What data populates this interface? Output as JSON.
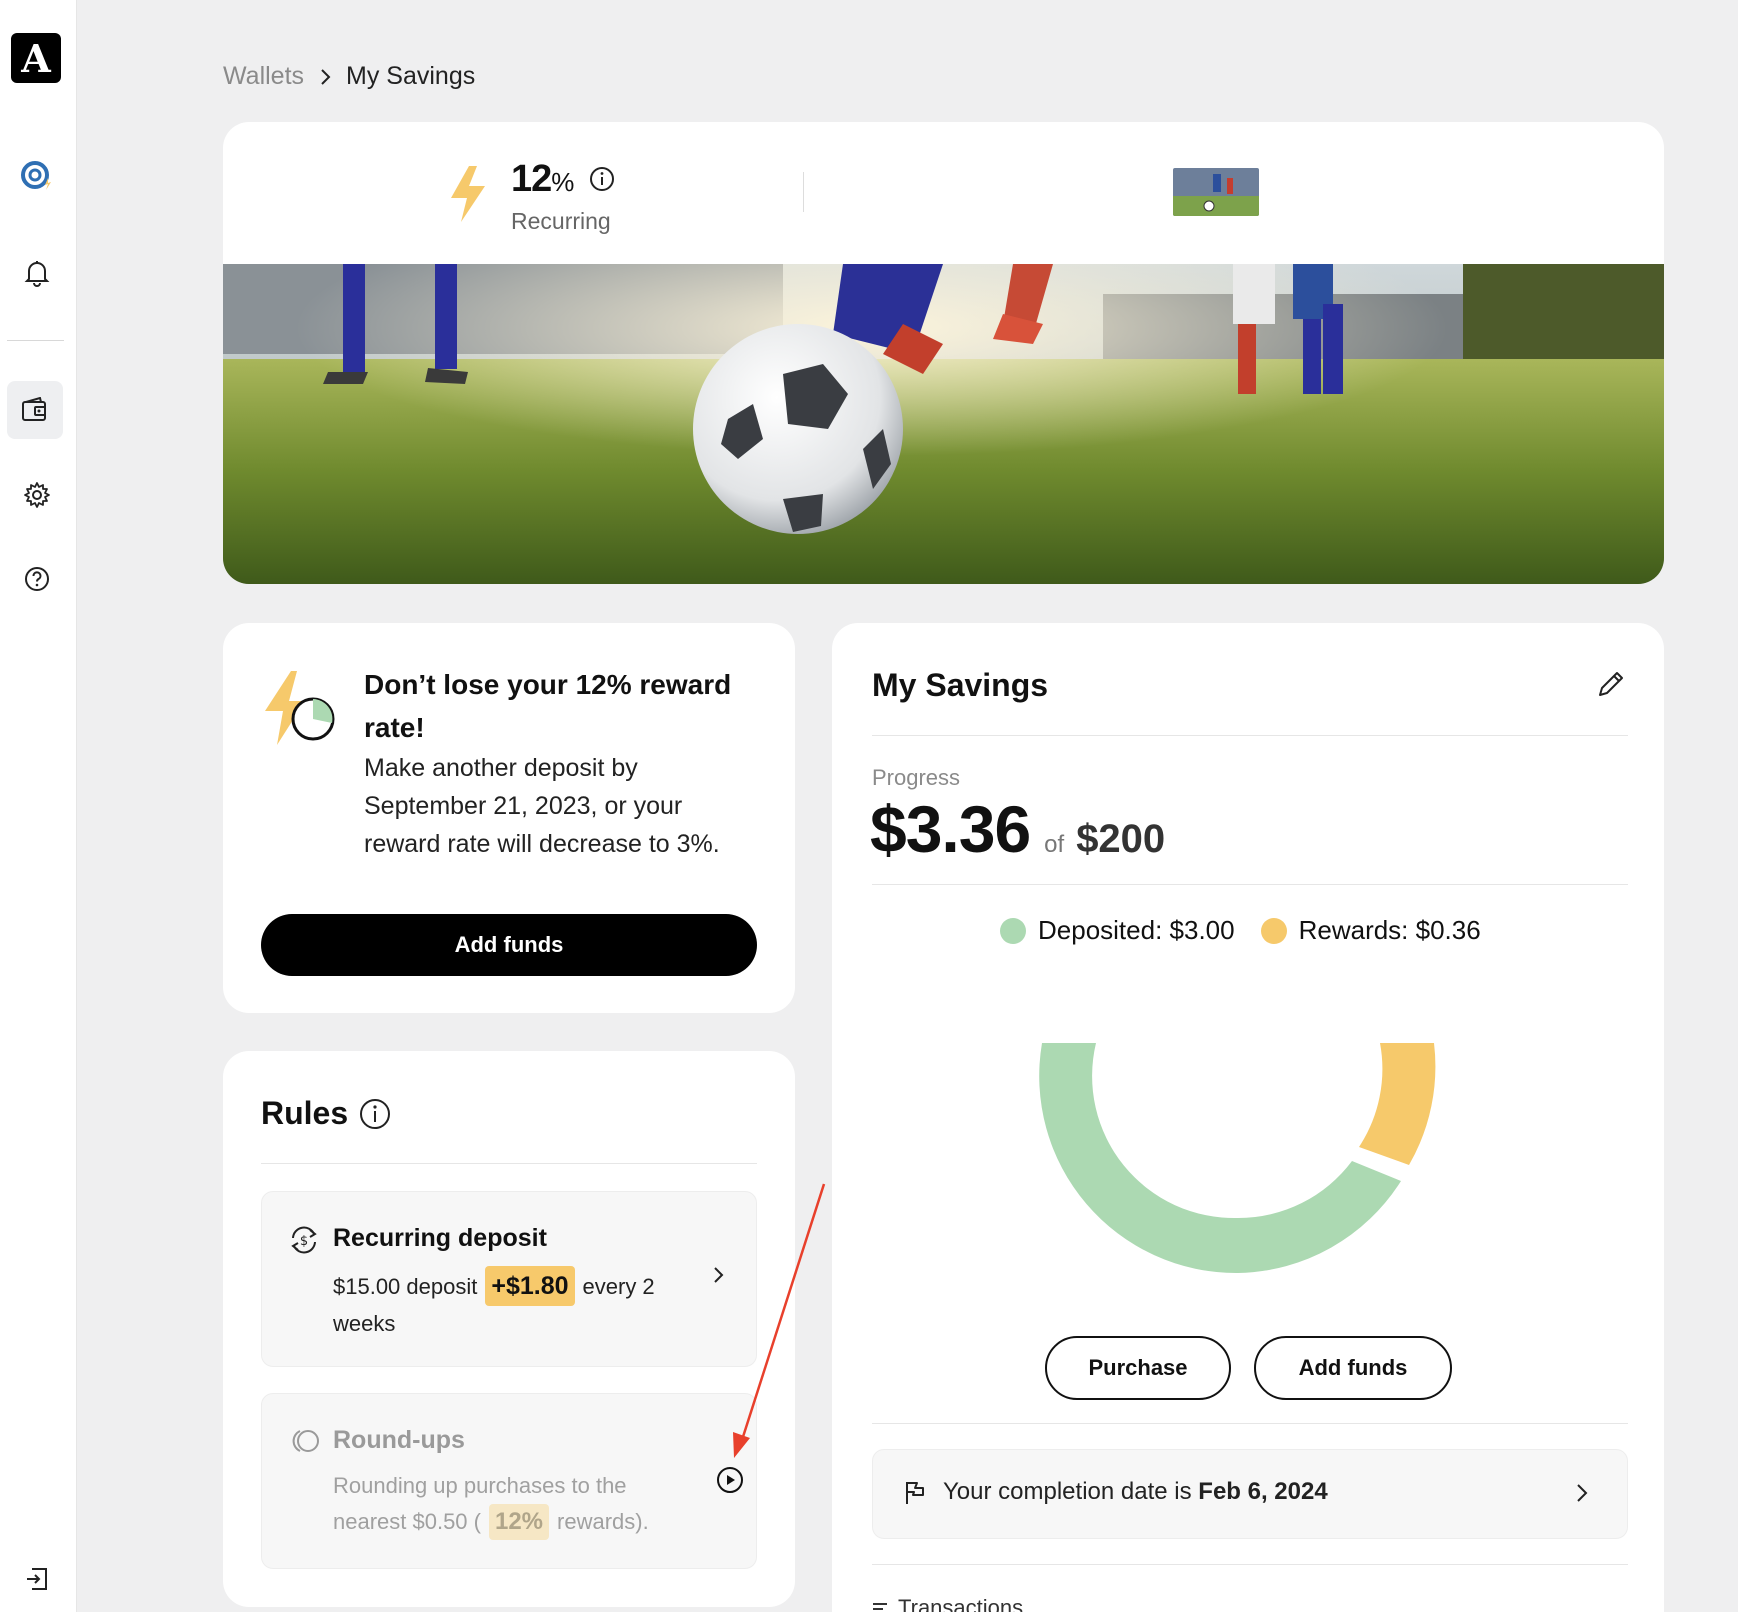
{
  "sidebar": {
    "logo_letter": "A",
    "items": [
      {
        "name": "rewards",
        "icon": "rewards-icon"
      },
      {
        "name": "notifications",
        "icon": "bell-icon"
      },
      {
        "name": "wallets",
        "icon": "wallet-icon",
        "active": true
      },
      {
        "name": "settings",
        "icon": "gear-icon"
      },
      {
        "name": "help",
        "icon": "help-icon"
      },
      {
        "name": "logout",
        "icon": "logout-icon"
      }
    ]
  },
  "breadcrumb": {
    "root": "Wallets",
    "current": "My Savings"
  },
  "hero": {
    "rate_value": "12",
    "rate_unit": "%",
    "rate_label": "Recurring"
  },
  "warning": {
    "title": "Don’t lose your 12% reward rate!",
    "body": "Make another deposit by September 21, 2023, or your reward rate will decrease to 3%.",
    "button": "Add funds"
  },
  "rules": {
    "title": "Rules",
    "items": [
      {
        "title": "Recurring deposit",
        "body_pre": "$15.00 deposit",
        "highlight": "+$1.80",
        "body_post": "every 2 weeks",
        "enabled": true
      },
      {
        "title": "Round-ups",
        "body_pre": "Rounding up purchases to the nearest $0.50 (",
        "highlight": "12%",
        "body_post": "rewards).",
        "enabled": false
      }
    ]
  },
  "savings": {
    "title": "My Savings",
    "progress_label": "Progress",
    "amount": "$3.36",
    "of": "of",
    "goal": "$200",
    "legend": [
      {
        "label": "Deposited: $3.00",
        "color": "#acd9b2"
      },
      {
        "label": "Rewards: $0.36",
        "color": "#f6c96b"
      }
    ],
    "buttons": {
      "purchase": "Purchase",
      "add_funds": "Add funds"
    },
    "completion": {
      "prefix": "Your completion date is",
      "date": "Feb 6, 2024"
    },
    "transactions_label": "Transactions"
  },
  "colors": {
    "accent_yellow": "#f6c96b",
    "deposit_green": "#acd9b2",
    "annotation_red": "#e8402c"
  }
}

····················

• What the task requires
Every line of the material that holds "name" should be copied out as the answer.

• Exercise solution
        "name": "rewards",
        "name": "notifications",
        "name": "wallets",
        "name": "settings",
        "name": "help",
        "name": "logout",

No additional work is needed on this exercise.